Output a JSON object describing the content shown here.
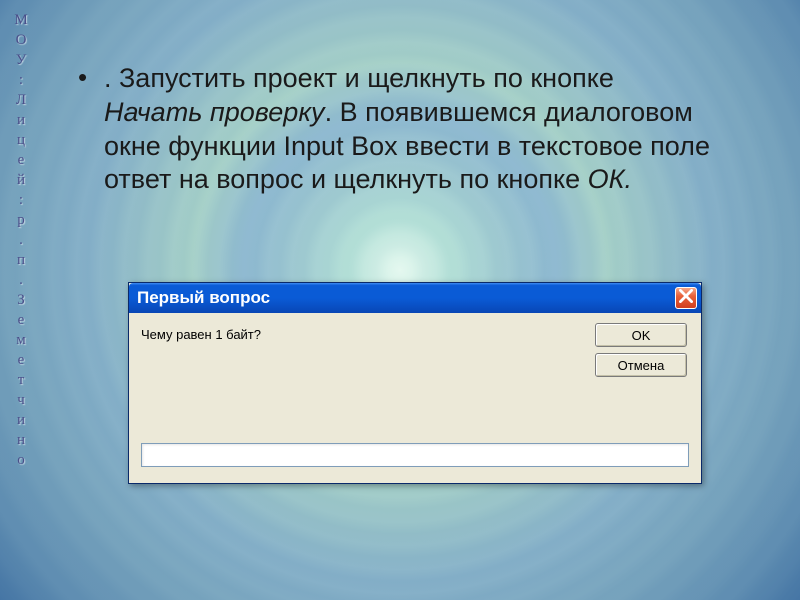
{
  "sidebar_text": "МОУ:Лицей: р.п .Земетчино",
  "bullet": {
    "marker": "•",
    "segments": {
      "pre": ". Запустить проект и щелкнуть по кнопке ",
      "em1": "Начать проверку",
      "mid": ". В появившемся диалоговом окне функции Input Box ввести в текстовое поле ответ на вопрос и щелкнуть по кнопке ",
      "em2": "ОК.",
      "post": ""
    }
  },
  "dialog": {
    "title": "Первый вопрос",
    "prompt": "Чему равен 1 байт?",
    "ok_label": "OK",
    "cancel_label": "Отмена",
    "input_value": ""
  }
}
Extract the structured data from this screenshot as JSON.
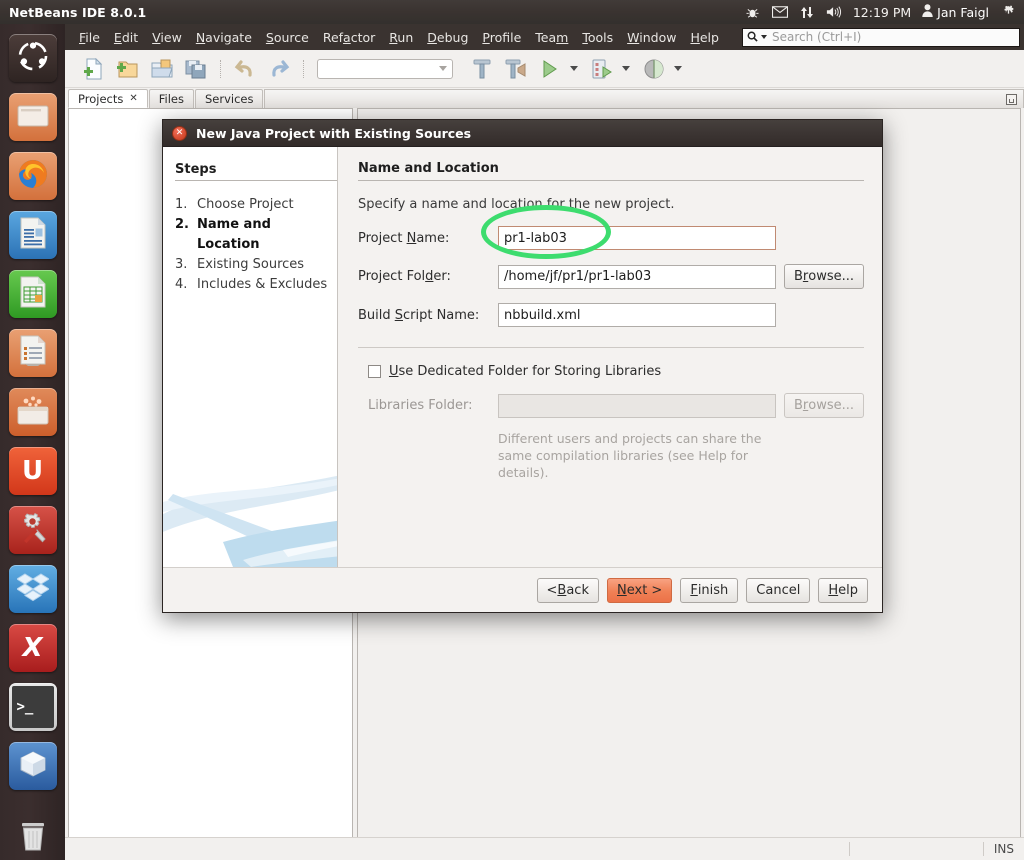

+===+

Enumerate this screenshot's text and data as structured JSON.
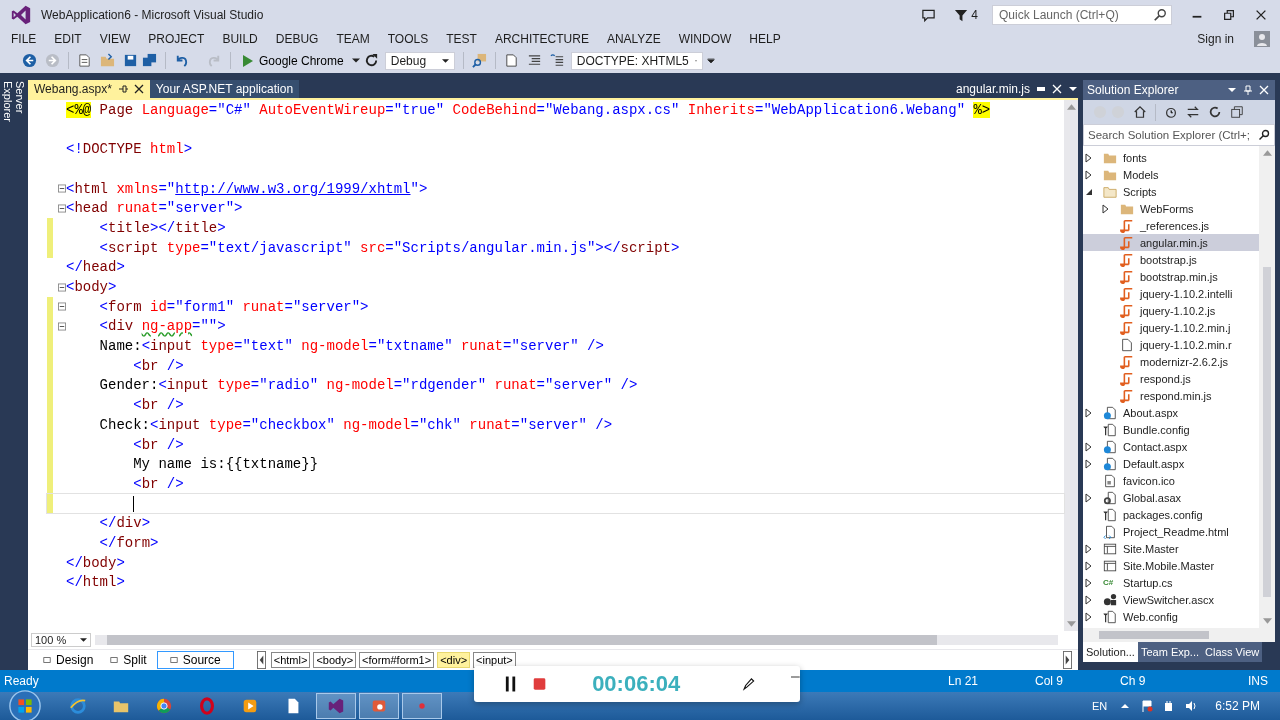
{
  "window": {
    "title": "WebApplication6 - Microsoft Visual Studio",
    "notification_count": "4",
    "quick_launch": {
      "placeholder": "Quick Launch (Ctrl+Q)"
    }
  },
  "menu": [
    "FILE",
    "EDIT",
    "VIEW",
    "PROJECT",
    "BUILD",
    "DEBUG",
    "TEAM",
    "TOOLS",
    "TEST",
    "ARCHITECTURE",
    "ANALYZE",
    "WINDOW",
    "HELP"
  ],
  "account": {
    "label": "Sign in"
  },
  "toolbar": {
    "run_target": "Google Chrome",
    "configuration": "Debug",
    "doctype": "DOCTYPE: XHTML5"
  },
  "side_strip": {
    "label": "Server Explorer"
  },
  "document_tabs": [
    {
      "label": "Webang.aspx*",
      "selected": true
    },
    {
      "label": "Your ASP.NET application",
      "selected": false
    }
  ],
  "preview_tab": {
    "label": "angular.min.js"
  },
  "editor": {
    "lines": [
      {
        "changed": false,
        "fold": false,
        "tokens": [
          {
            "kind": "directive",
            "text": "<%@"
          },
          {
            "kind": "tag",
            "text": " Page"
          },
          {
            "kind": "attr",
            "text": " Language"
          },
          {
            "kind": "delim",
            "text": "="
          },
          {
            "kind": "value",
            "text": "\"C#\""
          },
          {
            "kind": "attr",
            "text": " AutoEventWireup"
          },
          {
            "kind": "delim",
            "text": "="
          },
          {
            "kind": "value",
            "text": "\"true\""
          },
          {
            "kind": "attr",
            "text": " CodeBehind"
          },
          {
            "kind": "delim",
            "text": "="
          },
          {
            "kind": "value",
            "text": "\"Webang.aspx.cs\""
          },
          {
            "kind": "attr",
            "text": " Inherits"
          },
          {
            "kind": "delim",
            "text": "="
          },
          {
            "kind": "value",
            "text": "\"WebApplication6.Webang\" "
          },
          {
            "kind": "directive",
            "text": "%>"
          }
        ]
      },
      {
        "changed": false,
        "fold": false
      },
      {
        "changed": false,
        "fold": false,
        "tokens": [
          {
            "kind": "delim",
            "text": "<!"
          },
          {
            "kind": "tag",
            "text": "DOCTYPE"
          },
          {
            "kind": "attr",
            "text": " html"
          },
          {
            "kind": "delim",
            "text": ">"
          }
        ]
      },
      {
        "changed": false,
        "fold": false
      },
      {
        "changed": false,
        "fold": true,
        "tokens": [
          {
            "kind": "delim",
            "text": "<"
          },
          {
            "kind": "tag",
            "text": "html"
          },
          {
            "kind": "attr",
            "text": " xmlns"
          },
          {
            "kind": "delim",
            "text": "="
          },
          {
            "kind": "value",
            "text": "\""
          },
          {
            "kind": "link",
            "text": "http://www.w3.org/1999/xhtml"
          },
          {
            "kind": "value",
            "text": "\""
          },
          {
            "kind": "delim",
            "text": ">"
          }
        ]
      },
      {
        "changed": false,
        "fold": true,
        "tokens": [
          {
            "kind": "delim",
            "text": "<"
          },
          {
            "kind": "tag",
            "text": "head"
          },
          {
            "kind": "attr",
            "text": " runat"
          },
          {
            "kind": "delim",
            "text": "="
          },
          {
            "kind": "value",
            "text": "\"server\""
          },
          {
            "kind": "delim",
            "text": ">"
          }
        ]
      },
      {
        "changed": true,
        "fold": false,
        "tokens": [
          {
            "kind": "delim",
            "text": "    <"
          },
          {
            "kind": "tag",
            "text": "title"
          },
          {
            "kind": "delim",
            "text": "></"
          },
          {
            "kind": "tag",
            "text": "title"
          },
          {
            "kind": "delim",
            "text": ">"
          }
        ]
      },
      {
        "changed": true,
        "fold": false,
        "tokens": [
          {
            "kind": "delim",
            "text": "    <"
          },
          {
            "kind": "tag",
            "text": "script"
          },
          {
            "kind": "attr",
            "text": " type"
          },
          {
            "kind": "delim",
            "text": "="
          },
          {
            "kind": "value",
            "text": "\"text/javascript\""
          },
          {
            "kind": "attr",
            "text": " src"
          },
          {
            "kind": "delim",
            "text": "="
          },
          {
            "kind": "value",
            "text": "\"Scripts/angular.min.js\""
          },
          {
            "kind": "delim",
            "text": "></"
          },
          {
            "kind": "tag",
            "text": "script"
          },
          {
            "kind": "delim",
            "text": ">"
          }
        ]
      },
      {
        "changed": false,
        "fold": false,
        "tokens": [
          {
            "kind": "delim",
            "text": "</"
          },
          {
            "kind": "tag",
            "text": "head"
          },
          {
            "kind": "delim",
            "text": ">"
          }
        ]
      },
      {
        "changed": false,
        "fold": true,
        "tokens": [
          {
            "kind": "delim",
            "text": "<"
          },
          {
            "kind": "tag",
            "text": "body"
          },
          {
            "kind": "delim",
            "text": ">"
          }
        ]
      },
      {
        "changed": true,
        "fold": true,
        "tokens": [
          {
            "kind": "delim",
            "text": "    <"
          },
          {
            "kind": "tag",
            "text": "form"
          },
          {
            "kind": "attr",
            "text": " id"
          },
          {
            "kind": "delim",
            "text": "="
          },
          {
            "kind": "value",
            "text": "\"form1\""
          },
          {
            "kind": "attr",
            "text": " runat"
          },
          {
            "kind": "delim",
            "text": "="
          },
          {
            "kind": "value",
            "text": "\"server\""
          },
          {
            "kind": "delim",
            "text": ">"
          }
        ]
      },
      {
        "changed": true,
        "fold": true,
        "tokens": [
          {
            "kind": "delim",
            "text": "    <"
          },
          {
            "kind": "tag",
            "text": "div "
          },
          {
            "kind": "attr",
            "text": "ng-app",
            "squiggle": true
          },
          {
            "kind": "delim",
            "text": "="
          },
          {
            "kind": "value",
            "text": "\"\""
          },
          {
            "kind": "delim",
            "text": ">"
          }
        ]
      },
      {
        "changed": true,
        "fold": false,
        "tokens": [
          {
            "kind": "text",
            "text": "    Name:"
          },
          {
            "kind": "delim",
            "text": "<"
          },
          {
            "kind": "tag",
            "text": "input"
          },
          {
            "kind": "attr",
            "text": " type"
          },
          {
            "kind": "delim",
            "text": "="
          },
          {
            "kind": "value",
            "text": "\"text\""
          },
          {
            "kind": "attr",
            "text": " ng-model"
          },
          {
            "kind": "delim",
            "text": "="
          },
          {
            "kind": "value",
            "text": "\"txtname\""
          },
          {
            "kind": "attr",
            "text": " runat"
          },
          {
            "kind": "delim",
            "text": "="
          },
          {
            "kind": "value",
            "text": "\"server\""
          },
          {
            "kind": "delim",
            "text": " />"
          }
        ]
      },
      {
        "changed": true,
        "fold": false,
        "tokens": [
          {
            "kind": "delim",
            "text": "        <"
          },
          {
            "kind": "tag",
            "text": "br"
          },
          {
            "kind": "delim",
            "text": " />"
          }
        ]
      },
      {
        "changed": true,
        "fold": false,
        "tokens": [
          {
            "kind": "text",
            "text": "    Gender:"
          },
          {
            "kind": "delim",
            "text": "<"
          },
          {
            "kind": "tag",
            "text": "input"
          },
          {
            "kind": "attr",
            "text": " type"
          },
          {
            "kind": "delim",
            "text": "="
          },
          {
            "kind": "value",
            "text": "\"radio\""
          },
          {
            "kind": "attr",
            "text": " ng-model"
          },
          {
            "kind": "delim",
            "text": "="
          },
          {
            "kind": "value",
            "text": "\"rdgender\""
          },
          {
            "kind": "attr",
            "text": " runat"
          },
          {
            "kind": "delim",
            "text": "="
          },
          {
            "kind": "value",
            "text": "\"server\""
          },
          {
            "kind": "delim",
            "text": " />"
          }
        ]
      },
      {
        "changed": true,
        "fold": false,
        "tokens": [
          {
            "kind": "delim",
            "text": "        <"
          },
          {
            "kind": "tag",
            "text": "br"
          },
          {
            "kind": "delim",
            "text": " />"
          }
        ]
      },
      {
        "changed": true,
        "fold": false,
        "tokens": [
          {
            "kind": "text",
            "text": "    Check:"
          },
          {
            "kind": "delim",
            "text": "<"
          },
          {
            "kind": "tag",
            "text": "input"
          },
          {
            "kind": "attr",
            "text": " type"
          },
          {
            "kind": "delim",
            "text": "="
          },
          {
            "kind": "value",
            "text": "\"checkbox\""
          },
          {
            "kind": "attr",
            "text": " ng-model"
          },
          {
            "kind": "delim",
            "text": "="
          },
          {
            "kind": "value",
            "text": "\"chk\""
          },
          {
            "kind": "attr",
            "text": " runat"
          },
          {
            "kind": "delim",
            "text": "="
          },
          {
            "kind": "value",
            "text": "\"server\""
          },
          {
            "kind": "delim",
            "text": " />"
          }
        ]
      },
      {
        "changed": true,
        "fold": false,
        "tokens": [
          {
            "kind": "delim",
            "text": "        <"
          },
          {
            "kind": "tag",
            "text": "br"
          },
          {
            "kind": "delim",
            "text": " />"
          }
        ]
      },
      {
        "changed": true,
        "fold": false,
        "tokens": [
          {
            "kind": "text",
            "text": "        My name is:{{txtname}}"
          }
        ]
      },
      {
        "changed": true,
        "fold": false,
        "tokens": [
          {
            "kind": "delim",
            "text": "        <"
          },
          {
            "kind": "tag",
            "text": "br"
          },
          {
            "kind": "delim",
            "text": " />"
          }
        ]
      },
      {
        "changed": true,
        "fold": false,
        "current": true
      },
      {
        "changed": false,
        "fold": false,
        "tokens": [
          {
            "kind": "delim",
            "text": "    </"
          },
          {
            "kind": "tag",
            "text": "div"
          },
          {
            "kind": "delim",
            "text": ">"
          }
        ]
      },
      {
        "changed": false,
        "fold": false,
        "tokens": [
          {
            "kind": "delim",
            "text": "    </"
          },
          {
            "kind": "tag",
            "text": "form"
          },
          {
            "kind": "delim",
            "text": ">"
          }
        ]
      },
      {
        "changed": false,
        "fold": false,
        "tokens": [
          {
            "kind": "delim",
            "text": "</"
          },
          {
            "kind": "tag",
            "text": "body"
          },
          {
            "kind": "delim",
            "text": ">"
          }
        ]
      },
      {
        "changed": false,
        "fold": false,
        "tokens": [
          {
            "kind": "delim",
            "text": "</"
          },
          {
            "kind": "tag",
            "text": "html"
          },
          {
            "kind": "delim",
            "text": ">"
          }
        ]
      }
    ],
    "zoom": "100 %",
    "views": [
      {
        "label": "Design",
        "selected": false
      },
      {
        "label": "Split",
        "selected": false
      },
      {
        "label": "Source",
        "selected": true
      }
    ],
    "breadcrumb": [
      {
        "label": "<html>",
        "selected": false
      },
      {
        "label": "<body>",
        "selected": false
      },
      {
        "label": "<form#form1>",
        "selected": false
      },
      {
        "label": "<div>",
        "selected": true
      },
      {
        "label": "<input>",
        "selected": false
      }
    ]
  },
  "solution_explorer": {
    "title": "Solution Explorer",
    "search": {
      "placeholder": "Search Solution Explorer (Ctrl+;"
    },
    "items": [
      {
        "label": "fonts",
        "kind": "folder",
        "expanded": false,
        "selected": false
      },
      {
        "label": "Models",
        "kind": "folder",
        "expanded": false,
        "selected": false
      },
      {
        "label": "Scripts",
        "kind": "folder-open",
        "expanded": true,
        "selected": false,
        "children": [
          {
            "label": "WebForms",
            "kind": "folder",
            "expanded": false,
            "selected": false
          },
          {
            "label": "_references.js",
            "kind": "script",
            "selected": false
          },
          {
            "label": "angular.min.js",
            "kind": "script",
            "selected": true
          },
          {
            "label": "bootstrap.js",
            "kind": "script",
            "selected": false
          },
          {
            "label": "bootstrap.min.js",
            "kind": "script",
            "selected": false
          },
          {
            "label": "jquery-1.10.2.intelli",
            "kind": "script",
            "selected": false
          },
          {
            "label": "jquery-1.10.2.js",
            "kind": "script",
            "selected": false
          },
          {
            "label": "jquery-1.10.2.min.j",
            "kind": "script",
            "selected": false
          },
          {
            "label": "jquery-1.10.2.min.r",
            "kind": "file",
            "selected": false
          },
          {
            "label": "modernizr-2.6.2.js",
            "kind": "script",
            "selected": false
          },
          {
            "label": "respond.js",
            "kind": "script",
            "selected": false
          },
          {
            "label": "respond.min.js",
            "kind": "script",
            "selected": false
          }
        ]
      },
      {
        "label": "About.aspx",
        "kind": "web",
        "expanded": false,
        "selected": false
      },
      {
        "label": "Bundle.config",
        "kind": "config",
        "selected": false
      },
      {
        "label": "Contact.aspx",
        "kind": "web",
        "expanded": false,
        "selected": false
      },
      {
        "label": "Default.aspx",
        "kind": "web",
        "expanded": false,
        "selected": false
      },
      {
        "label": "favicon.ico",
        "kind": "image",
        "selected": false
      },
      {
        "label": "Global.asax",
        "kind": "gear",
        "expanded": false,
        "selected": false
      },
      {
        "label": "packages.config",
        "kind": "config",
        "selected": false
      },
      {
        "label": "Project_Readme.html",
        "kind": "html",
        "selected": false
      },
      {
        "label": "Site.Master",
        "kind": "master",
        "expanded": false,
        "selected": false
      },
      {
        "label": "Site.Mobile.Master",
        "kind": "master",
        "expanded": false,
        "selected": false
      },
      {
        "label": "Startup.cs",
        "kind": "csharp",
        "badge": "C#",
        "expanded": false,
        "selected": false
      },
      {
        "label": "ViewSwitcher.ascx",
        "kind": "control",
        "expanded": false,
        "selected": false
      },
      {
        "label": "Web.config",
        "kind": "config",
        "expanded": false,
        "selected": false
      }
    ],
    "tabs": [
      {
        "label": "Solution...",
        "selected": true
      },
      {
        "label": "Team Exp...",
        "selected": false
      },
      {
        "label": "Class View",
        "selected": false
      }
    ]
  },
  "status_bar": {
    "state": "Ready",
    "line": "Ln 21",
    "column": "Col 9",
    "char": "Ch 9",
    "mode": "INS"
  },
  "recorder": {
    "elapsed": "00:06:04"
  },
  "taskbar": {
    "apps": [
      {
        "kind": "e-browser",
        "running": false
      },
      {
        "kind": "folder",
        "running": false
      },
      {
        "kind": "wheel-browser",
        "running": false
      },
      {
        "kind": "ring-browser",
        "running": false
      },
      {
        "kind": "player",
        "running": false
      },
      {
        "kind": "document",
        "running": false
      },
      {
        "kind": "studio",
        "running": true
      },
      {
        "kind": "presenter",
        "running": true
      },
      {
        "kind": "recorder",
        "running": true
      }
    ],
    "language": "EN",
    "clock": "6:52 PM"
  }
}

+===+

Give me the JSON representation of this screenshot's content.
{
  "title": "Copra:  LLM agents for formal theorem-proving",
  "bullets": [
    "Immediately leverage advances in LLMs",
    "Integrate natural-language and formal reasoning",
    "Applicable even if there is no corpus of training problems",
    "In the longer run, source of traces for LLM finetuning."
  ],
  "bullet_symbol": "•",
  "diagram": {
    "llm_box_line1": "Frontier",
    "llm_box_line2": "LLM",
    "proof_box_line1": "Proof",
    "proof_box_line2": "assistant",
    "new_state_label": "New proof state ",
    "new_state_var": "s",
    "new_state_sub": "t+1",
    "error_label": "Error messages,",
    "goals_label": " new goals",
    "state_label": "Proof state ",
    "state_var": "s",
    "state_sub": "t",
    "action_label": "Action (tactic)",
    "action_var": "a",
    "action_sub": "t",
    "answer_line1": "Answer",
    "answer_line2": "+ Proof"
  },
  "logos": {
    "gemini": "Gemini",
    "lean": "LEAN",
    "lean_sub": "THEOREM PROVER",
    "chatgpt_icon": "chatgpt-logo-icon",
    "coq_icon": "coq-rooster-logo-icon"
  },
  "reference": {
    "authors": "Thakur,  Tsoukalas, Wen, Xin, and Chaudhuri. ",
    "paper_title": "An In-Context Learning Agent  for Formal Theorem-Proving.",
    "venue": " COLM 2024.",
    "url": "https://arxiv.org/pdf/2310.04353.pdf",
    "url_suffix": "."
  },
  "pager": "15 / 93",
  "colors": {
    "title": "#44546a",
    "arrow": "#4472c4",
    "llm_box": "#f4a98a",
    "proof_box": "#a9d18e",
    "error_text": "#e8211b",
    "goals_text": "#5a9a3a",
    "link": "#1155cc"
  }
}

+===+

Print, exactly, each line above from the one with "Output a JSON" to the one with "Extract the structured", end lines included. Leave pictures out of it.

Solution below:
Output a JSON object describing the content shown here.
{
  "sidebar_text": "МОУ:Лицей: р.п .Земетчино",
  "bullet": {
    "marker": "•",
    "segments": {
      "pre": ". Запустить проект и щелкнуть по кнопке ",
      "em1": "Начать проверку",
      "mid": ". В появившемся диалоговом окне функции Input Box ввести в текстовое поле ответ на вопрос и щелкнуть по кнопке ",
      "em2": "ОК.",
      "post": ""
    }
  },
  "dialog": {
    "title": "Первый вопрос",
    "prompt": "Чему равен 1 байт?",
    "ok_label": "OK",
    "cancel_label": "Отмена",
    "input_value": ""
  }
}
Extract the structured data from this screenshot as JSON.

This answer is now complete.